(DATASET EXTRACT begins)

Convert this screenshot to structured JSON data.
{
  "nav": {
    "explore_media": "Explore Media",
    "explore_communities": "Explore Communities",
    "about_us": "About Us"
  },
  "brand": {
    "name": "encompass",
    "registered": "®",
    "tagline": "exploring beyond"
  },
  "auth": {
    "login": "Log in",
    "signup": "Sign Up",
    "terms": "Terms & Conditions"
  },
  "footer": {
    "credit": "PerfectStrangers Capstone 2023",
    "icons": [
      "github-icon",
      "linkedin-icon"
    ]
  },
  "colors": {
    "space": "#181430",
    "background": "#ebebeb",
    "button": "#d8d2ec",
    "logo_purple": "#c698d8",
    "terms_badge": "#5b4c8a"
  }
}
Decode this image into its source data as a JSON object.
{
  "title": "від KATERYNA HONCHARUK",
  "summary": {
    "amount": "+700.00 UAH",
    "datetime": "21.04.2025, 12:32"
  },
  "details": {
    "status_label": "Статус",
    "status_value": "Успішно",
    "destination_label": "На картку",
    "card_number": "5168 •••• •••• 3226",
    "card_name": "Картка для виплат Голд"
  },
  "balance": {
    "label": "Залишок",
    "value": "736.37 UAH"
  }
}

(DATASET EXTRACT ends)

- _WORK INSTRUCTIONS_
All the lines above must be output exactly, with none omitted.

- _TASK RESULT_
Convert this screenshot to structured JSON data.
{
  "nav": {
    "explore_media": "Explore Media",
    "explore_communities": "Explore Communities",
    "about_us": "About Us"
  },
  "brand": {
    "name": "encompass",
    "registered": "®",
    "tagline": "exploring beyond"
  },
  "auth": {
    "login": "Log in",
    "signup": "Sign Up",
    "terms": "Terms & Conditions"
  },
  "footer": {
    "credit": "PerfectStrangers Capstone 2023",
    "icons": [
      "github-icon",
      "linkedin-icon"
    ]
  },
  "colors": {
    "space": "#181430",
    "background": "#ebebeb",
    "button": "#d8d2ec",
    "logo_purple": "#c698d8",
    "terms_badge": "#5b4c8a"
  }
}
Decode this image into its source data as a JSON object.
{
  "title": "від KATERYNA HONCHARUK",
  "summary": {
    "amount": "+700.00 UAH",
    "datetime": "21.04.2025, 12:32"
  },
  "details": {
    "status_label": "Статус",
    "status_value": "Успішно",
    "destination_label": "На картку",
    "card_number": "5168 •••• •••• 3226",
    "card_name": "Картка для виплат Голд"
  },
  "balance": {
    "label": "Залишок",
    "value": "736.37 UAH"
  }
}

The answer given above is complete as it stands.